For example, if we have a 15W CFL bulb running for 5 hours a day for 30 days, we would get: [15 * 5 * 30]/1000 = 2.25kWh per month
Then, we can multiply the running energy amounts with the residential electricity tariff from TNB’s website. For simplicity, let’s assume a flat rate of 21.8 sen per kWh per month. That gives us [2.25kWh per month * 21.8sen] = RM4.905 per month.
Putting it all together
If we repeat the same hardware and running costs calculation for different bulbs, this is what we get:
From this calculation, we can see that the running costs for an LED bulb is over 25% lower compared to halogen, and around 50% lower compared to CFL.
When to switch to LED?
Even though the costs are clearly lower for LED, you shouldn’t replace all your bulbs right away. Instead, wait for your existing bulbs to burn out before swapping them, to get the maximum use out of them.
What about replacing long fluorescent tubes or circular fluorescent tubes with LEDs?

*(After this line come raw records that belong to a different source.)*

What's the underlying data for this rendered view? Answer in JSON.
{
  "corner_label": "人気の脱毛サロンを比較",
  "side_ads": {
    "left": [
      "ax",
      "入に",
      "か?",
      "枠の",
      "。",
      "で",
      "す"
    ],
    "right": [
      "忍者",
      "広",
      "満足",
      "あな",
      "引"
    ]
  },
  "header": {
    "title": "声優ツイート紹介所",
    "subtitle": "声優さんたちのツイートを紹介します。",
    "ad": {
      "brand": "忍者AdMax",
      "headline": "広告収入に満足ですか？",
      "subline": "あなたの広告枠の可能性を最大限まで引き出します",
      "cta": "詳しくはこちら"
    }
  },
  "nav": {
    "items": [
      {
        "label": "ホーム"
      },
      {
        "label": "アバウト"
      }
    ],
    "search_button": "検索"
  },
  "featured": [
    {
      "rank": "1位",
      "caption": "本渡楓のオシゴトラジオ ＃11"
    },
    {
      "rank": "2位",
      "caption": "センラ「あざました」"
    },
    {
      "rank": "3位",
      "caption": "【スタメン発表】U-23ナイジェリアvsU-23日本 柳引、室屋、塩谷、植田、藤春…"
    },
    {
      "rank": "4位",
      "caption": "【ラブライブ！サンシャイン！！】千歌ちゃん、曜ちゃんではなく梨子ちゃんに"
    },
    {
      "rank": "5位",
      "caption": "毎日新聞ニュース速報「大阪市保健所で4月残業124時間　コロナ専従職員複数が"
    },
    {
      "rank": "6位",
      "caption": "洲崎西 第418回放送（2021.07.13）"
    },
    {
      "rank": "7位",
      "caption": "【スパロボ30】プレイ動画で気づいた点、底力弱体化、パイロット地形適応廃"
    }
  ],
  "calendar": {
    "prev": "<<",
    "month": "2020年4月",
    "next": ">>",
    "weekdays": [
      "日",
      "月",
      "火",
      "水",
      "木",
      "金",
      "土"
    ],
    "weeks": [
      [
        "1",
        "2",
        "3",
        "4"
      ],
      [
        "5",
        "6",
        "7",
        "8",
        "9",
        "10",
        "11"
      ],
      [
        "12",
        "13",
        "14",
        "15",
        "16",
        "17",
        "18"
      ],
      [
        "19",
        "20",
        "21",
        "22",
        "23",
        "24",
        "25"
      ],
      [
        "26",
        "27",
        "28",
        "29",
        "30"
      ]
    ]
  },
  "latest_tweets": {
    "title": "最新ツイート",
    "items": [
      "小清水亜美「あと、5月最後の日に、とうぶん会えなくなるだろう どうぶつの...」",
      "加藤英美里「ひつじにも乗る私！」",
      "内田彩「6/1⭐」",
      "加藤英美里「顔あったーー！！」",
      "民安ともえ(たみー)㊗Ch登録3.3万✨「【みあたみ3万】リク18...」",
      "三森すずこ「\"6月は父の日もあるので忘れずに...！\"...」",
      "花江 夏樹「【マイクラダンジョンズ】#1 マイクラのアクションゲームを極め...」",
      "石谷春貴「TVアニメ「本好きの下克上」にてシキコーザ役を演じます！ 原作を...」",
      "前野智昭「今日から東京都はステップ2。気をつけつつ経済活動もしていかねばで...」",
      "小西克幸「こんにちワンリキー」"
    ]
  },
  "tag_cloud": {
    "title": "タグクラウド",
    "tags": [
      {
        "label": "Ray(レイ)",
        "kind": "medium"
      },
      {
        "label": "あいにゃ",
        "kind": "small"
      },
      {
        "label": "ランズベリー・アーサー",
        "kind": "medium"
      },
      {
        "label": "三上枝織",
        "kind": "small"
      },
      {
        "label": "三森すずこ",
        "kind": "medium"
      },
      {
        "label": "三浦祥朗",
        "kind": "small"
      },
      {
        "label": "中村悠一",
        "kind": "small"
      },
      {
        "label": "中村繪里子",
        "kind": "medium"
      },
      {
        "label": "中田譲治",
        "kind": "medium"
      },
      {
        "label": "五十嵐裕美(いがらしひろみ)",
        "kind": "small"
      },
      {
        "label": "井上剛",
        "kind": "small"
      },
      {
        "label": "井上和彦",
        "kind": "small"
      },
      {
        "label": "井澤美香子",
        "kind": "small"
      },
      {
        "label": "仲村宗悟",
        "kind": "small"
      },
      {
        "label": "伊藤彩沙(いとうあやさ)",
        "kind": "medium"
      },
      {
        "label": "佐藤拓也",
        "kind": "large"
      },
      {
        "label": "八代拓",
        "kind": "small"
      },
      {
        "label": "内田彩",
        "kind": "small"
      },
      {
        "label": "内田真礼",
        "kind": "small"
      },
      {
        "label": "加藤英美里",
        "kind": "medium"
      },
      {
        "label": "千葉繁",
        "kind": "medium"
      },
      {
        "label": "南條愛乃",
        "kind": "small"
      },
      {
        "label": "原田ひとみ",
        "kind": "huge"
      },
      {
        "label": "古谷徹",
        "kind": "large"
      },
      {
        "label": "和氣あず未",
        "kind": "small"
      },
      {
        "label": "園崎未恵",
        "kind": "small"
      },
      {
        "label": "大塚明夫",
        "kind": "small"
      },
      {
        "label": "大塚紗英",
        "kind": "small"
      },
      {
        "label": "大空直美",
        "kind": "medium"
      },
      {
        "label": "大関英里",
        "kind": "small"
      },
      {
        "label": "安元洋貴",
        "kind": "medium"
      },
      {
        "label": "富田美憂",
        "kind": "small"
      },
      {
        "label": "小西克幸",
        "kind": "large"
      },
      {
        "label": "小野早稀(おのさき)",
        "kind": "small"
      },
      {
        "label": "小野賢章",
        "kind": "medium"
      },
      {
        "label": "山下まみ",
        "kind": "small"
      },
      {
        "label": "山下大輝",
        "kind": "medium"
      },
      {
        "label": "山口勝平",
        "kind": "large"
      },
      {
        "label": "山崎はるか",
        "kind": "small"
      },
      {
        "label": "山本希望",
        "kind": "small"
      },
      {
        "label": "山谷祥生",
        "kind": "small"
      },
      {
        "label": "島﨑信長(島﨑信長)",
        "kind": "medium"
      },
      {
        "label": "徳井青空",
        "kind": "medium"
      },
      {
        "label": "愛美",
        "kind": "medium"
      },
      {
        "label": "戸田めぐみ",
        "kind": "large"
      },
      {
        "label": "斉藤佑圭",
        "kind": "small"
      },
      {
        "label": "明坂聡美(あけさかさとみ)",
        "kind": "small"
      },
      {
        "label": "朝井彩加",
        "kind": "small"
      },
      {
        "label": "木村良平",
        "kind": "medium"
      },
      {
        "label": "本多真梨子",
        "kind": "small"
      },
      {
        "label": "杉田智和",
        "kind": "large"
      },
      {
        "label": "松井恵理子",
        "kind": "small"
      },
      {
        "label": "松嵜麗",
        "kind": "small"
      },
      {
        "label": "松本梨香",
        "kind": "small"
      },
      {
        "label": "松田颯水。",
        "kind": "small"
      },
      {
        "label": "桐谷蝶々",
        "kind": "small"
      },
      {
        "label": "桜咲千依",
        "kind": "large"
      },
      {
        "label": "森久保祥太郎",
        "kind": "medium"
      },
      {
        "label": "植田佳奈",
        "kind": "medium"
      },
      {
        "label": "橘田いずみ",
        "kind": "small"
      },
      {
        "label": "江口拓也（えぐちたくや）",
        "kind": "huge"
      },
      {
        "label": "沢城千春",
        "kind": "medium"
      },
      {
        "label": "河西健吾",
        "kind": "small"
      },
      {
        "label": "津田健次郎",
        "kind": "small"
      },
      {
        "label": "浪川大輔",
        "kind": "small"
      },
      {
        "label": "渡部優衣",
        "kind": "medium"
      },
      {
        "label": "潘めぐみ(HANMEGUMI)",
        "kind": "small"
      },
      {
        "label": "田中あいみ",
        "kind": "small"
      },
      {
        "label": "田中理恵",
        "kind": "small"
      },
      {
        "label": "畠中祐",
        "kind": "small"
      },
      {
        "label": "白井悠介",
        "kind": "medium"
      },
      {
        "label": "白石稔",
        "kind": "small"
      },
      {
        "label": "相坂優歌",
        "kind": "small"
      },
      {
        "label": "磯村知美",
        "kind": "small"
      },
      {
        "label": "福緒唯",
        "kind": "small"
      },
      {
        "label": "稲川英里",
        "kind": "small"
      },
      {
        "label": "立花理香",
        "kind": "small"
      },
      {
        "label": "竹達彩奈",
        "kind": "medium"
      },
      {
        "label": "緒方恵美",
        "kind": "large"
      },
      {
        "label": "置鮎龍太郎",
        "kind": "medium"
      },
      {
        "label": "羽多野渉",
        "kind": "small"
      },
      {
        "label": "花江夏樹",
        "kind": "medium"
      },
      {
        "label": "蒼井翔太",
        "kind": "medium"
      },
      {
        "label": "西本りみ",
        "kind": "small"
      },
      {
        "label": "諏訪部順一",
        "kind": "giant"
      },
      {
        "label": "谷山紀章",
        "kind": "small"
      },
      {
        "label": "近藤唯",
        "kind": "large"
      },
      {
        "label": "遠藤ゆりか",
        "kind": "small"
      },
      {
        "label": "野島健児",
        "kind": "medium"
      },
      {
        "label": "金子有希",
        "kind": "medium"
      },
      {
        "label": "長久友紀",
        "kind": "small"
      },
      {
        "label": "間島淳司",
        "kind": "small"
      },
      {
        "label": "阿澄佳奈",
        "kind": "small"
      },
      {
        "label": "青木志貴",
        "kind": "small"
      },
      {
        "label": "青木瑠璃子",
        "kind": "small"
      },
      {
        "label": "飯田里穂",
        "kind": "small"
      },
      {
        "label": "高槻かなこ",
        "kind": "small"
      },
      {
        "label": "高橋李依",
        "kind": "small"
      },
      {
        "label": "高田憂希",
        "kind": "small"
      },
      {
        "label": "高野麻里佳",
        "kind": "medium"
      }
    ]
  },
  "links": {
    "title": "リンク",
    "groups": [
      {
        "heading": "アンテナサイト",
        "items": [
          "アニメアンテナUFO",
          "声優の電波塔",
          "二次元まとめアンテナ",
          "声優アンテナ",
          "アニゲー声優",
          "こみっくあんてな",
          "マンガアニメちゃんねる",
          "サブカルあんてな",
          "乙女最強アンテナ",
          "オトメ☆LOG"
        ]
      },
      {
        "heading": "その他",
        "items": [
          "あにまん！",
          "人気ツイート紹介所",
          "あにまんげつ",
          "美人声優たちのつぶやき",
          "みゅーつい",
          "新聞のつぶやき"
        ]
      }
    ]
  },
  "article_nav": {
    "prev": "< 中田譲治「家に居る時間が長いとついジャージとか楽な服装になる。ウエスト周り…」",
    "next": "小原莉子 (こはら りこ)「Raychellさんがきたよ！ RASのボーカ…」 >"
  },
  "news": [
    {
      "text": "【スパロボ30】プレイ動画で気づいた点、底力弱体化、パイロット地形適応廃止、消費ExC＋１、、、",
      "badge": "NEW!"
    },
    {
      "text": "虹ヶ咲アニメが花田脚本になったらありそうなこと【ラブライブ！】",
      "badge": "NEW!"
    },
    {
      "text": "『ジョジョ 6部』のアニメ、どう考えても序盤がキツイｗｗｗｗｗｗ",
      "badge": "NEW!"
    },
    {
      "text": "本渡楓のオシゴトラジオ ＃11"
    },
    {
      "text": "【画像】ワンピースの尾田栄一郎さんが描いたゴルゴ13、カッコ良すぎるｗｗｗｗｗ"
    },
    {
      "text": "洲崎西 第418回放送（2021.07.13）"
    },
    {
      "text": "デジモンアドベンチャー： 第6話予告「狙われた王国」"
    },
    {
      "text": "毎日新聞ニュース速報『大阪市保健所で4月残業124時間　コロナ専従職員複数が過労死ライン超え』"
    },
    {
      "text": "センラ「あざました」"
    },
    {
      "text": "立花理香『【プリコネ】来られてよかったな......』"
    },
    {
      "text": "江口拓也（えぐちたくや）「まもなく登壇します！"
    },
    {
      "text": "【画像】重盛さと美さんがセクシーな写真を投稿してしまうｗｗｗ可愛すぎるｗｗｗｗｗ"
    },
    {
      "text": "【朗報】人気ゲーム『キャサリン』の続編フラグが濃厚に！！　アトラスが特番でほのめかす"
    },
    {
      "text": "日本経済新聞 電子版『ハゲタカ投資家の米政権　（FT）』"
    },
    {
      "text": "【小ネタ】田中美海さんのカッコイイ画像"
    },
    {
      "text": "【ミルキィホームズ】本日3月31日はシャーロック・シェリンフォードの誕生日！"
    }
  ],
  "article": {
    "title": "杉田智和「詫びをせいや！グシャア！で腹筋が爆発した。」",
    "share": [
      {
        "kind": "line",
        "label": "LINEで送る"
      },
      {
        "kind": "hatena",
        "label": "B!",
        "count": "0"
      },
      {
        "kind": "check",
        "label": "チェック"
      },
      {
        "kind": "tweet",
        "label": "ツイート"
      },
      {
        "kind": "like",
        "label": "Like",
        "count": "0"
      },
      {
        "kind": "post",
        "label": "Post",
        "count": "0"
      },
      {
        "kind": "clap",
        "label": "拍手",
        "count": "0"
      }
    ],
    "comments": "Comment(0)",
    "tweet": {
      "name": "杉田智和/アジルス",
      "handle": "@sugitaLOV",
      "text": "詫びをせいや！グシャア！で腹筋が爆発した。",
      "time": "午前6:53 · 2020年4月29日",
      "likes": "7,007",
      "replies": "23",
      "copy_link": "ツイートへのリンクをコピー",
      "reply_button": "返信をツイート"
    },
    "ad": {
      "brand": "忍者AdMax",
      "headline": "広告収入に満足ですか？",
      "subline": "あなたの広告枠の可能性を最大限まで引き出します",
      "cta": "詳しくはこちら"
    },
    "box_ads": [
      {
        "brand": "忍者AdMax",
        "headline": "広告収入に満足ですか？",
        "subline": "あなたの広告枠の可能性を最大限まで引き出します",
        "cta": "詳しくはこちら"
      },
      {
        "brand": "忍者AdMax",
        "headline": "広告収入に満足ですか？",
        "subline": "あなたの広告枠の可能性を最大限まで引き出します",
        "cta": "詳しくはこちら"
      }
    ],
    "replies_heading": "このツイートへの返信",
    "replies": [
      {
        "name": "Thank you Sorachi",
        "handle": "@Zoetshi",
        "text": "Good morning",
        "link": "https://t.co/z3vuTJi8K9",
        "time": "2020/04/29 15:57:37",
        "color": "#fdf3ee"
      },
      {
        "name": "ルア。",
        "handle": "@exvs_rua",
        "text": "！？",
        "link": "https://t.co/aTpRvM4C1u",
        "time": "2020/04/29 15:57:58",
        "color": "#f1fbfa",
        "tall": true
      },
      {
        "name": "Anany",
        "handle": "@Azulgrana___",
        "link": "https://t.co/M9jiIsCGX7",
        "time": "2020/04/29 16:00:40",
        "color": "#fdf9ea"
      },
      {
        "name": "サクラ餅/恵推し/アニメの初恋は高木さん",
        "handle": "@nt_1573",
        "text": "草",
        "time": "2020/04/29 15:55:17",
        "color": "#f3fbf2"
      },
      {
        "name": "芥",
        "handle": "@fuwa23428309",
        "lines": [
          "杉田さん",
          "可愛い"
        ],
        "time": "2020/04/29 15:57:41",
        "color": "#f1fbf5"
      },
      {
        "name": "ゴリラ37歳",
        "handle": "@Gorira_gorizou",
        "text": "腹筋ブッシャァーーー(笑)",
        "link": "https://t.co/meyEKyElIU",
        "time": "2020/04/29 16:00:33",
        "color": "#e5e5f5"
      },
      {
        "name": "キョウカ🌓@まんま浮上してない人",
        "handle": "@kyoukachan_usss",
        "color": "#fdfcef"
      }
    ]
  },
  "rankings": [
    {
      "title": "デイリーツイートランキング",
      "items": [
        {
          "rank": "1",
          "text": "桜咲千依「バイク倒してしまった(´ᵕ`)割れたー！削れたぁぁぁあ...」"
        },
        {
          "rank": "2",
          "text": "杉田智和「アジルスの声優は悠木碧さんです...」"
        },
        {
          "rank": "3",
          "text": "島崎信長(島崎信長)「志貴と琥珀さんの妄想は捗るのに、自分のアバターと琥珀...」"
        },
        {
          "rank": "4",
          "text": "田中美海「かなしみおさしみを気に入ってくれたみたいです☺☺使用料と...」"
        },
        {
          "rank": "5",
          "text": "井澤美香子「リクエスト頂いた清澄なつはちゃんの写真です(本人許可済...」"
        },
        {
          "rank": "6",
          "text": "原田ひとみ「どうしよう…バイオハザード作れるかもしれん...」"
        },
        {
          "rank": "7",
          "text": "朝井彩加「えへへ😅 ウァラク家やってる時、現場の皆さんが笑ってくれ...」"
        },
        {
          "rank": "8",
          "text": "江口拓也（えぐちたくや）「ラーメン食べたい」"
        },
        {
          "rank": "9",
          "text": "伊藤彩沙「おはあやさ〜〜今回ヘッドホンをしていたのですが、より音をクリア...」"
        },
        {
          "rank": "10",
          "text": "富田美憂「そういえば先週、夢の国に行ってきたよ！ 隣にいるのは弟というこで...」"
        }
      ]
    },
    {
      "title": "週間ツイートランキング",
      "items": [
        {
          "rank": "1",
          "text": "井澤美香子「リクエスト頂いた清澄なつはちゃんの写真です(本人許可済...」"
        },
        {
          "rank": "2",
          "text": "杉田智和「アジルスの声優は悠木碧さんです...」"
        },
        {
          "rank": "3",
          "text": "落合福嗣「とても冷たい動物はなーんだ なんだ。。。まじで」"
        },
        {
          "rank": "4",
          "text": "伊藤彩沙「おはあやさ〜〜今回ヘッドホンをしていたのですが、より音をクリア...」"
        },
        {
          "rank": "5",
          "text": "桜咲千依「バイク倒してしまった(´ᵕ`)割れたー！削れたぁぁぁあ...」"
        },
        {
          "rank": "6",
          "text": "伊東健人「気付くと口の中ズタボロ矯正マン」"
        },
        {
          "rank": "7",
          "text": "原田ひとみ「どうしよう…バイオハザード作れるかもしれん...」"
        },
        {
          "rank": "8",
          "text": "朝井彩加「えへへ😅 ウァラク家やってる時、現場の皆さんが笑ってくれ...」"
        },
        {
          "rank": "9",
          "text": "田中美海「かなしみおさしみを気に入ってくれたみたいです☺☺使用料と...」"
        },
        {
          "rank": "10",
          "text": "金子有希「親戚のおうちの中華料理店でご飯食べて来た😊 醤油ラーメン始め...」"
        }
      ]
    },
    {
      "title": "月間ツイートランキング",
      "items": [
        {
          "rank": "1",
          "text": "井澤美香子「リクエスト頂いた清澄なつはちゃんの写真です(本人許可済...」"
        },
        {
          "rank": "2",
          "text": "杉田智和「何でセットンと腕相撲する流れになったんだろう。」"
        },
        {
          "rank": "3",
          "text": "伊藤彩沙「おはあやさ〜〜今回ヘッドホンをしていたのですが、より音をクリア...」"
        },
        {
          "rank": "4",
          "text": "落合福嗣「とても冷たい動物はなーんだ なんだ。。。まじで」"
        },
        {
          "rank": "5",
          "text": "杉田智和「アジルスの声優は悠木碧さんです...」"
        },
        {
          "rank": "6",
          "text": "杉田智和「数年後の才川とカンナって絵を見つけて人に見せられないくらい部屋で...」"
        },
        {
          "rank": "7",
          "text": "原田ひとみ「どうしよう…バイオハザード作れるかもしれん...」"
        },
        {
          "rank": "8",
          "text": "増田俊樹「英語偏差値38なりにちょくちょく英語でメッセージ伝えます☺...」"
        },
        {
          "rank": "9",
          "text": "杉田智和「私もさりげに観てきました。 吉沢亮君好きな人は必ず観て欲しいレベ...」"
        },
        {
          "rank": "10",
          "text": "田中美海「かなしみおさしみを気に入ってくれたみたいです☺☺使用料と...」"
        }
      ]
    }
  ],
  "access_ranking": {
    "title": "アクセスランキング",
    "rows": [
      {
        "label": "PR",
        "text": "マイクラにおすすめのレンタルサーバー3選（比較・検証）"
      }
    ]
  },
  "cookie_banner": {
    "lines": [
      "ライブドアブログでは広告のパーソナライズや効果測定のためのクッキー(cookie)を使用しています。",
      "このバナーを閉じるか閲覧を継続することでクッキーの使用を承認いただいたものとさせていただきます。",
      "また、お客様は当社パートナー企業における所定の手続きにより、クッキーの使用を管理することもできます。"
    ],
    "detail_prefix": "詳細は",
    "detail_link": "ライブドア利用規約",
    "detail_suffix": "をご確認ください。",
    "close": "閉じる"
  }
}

So far, we have compared the costs for three types of lighting; incandescent (or halogen) vs CFL vs LED.
However, fluorescent tubes are also commonly used in Malaysia. These are the T8 or T5 tubes, as well as the circular tubes, and it’s possible to replace them with LEDs too.
Above: LED replacements for fluorescent tubes. Source
You can find LED equivalent replacements for such tubes, but they are not commonly found at the supermarket. Instead, you may need to visit your nearest lighting shop to get one.
Furthermore, the replacement of such tubes is more complicated. Fluorescent tube light casings include two electronic components to work; a ballast, and a starter. If you want to keep your existing light casing, these components will need to be bypassed or replaced before you can swop the tube out for an LED equivalent.
Bypassing the ballast and replacing the starter in a T5 or T8 fluorescent light casing requires some rewiring. If you are uncomfortable doing it yourself, you can request the services of a local handyman or hire an electrician to help you. Hiring a professional also ensures your lights will last for a long time.
Conclusion: Make the switch to LED once your existing bulbs burn out
From our calculations, LED bulbs are 25% cheaper compared to halogen, and around 50% cheaper compared to CFL. This makes it a no-brainer to switch to LED lights as soon as your existing bulbs have stopped working.
As long as you have a common bulb socket, e.g. E27, E14, T8 or T5, you will be able to find an LED equivalent.
However, the savings are calculated based on the average lifespan. For popular light bulb brands, the lifespan is clearly stated on the box. However, if you go for lesser-known brands, the lifespan may be more unpredictable. Improper wiring may also affect the lifespan of the bulb. An LED light bulb that fails before the expected lifespan will cancel your cost savings, so it’s best to consult an expert.